A strong business credit score starts with your commercial banking relationship. If your business shows steady positive cash flow and reasonable cash reserves, and you’ve never bounced a payment, then you’re laying a solid foundation. Every business-related financial relationship that you have from that point on can help build your score. As with personal credit scores, you have to go beyond the basics to increase your score. Here are a few ideas to improve your score:
- Opening a business credit card or a business line of credit is a great way to build your business’s credit history. Just like with your personal credit accounts, it’s important to stay well within your credit limits and make all your payments on time.
- If your vendors offer credit terms, apply with them and be sure to pay on time and in full as agreed. Be sure to check the terms of your agreement. These will vary from vendor to vendor and likely won’t be the same as the payment terms you may be used to from personal creditors.
- Utility companies, landlords, and vendors can help you build your business credit score, too, as long as your payments are on time and in line with any terms you’ve set up.
Business credit scores: Typical ranges and criteria
Except for the SBA’s SBSS score, typical business credit scores range from 0 to 100. But this can vary between agencies, so learning how each agency interprets them is important. Factors contributing to your business credit score can include:
- Payment history: Like personal credit scores, this is the most important factor to your business credit score. Your goal should be to demonstrate on-time payments 100% of the time.
- Age of credit history: This shows how long your business’s credit history extends. A longer history can work in your favor if it’s a good one.
- Debt availability and usage: This can show potential creditors how responsibly you manage credit, the different types of debt that your business carries, and how dependent your business is on credit to finance operations.
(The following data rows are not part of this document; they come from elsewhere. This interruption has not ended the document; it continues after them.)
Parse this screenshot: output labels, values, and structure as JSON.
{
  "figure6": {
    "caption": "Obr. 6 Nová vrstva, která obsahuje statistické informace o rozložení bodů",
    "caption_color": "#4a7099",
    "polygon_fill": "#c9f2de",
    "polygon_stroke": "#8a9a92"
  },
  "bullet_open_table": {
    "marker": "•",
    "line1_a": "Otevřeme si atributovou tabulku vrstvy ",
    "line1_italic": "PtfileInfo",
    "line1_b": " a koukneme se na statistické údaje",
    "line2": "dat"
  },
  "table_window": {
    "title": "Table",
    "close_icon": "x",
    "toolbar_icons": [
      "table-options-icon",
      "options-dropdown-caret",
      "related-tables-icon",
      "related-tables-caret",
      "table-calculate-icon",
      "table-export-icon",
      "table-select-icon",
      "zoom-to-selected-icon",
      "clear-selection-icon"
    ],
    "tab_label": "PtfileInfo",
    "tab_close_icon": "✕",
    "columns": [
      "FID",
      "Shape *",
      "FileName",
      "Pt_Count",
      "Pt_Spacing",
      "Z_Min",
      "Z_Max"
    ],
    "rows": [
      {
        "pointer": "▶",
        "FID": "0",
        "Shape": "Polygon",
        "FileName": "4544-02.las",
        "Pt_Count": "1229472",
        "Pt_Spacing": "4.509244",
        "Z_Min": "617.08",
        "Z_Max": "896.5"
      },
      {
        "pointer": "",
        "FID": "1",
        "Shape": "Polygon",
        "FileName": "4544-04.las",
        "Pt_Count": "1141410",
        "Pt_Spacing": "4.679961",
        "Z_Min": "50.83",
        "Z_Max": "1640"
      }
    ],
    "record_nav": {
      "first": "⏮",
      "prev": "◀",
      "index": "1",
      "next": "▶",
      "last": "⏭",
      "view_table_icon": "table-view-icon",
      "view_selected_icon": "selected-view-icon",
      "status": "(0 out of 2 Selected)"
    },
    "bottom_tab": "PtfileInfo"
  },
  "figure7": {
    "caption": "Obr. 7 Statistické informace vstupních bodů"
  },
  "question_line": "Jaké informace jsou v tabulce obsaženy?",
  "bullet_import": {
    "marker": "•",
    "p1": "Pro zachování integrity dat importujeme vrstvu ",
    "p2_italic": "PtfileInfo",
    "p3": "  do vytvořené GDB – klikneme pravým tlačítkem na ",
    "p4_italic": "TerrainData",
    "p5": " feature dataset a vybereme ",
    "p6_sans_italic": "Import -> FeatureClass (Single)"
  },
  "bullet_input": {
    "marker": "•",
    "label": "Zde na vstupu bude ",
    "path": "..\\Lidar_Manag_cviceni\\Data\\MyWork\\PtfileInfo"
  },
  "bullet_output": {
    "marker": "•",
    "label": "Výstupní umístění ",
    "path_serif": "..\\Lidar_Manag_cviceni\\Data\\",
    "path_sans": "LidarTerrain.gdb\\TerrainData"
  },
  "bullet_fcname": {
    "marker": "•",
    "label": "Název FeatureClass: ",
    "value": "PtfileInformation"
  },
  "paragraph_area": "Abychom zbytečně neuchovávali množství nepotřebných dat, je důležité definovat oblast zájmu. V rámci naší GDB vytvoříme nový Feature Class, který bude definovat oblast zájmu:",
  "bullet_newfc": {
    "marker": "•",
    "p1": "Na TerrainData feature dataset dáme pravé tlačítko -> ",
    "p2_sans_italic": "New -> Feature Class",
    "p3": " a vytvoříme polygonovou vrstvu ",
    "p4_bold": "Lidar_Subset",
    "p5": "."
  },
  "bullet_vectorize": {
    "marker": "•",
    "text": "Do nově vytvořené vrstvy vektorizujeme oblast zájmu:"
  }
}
For example, debt that’s used to consistently cover cash-flow shortfalls will be viewed in a different light than debt to purchase your commercial building.
- Industry: This factors in the typical risk associated with your industry. Some industries carry higher risks for lenders, vendors, or insurers.
- Company size: Although this is a lower-impact factor for small businesses, it can influence certain situations. If you’re the only person who works for the business, some creditors may be reluctant to approve credit since all responsibilities fall to you.
Obtaining your business’s credit score
Make a habit of regularly monitoring your business credit report. You’ll want to check for any inaccuracies, and you can also find opportunities to add trade accounts or other credit activity that can be favorable. There are a couple of different ways to obtain your business’s credit score:
- You can request a copy of your business credit report from D&B, Experian, and Equifax. Just keep in mind that your business will likely need at least six months of business history for a credit history to be established and there may be fees for your report.
- There are non-profit organizations and for-profit companies that can help you track your credit scores, usage, and payment histories, including Nav. Some are available at no cost while others have annual fees, so do your research and figure out which one works best for you.
What other factors go into getting approved for a business loan?
At the end of the day, while a strong business credit score helps with your loan application, most small business lenders rely first and foremost on:
- the cash flow and collateral of your business
- whether or not you have outstanding tax liens or judgments
- your personal guarantee as the business owner
- your personal credit score
A small business loan from Pursuit can help your business grow
Pursuit is a community-focused lender that works with small businesses like yours to get the funding you need to grow. With more than 15 different loan options you’ll be able to find the funding that fits your needs.